The ‘marching season’ is like the tide. It’s always either ebbing or flowing and it reaches peaks at certain times of the year.
In just three days, it’ll reach its high water mark. It’ll be spring tide for loyalist marches.
Are these things related to phases of the moon just like the real tide?
We could be forgiven for thinking so. To an outsider, unfamiliar with our strange ways, dressing up and marching behind bands can’t look like an entirely rational activity. Some might think it better to keep the drums on the ground, apply some bright paint to the participants’ faces and then get them to run around the drums in circles rather than carry them along the roads.
In recent years the ‘marching season’ has tended to get longer.
Maybe it just seems longer! This year it began with all those unscheduled flag protests in January.
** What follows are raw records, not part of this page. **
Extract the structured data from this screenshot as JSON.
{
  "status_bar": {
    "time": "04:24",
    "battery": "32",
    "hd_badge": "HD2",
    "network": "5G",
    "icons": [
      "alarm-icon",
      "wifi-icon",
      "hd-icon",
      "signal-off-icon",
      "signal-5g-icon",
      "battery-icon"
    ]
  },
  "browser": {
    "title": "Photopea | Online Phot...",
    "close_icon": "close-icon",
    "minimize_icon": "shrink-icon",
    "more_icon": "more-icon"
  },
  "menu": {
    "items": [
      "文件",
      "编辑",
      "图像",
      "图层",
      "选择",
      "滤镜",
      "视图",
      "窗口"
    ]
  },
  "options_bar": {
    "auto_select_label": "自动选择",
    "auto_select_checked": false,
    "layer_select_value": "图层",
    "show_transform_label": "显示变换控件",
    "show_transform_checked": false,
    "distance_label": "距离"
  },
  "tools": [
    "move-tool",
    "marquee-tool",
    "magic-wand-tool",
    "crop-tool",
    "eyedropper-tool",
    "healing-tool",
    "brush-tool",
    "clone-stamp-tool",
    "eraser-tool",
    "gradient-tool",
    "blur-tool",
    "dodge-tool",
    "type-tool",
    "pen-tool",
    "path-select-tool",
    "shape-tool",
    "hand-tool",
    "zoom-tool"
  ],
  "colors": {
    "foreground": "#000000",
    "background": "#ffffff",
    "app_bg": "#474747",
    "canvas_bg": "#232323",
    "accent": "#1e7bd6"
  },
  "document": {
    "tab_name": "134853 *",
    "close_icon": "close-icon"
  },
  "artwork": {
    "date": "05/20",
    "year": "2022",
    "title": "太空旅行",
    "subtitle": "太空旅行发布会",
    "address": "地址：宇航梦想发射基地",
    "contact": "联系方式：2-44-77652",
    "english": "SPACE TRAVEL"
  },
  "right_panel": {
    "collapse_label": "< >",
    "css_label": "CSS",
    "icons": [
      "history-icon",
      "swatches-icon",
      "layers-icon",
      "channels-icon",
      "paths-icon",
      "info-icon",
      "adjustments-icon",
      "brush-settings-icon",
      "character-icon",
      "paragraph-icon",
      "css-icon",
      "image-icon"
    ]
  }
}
One wag told me the ‘marching season’ starts on the 1st of January and ends on the 31st of December!
I’m all for a free society, so if that’s what people want to do, within reason, they should be allowed to get on with it. ‘Live and let live’ is as good a maxim as any when it comes to parades.
Many people will already be parading around the Mediterranean chasing the sun instead of trudging along our wet roads.
Some will have made their holiday booking for “the Twelfth fortnight in July” (much to the confusion of daft foreigners who think there are only two fortnights in July). Others will have made their dash to the airport as soon as the schools broke up or even before. Of those left behind, most won’t have any interest in parading so they’ll be getting on with their lives.
For a substantial minority, however, the ‘Twelfth’ will be the highlight of their year.
By now the bonfires will be enormous with tyres concealed behind the wooden pallets.
The tricolours will be briefly fluttering in all their glory on the top and the refreshments will be at the ready. It’ll be all set for the year’s biggest celebration of a community’s ‘culture’.
Others will be contemplating going some distance (sometimes literally) to be offended by the whole spectacle. Pity might be a more appropriate emotion.
The street theatre of parading as it is performed here, with its determination to stick to traditional routes, its swagger, its grandiose airs, its jingoistic overtones, and its grotesque elements of triumphant tribalism, ought to raise profoundly disturbing questions about this society.
It seldom does. Instead it’s accepted and excused as a celebration of ‘culture’.
For the last century and a half, and particularly since partition, the characteristic which has marked this area apart from more normal societies has been its all-pervasive sectarianism. Like all irrational prejudices, sectarianism has its roots in ignorance and even in stupidity.
It’s a sickness at the heart of society. OK, so at times parading can be relatively harmless but at other times it appears to be a symptom of that sickness.
Those who want to preserve it as ‘culture’ would be well-advised to do their best to keep it in the fairly harmless category.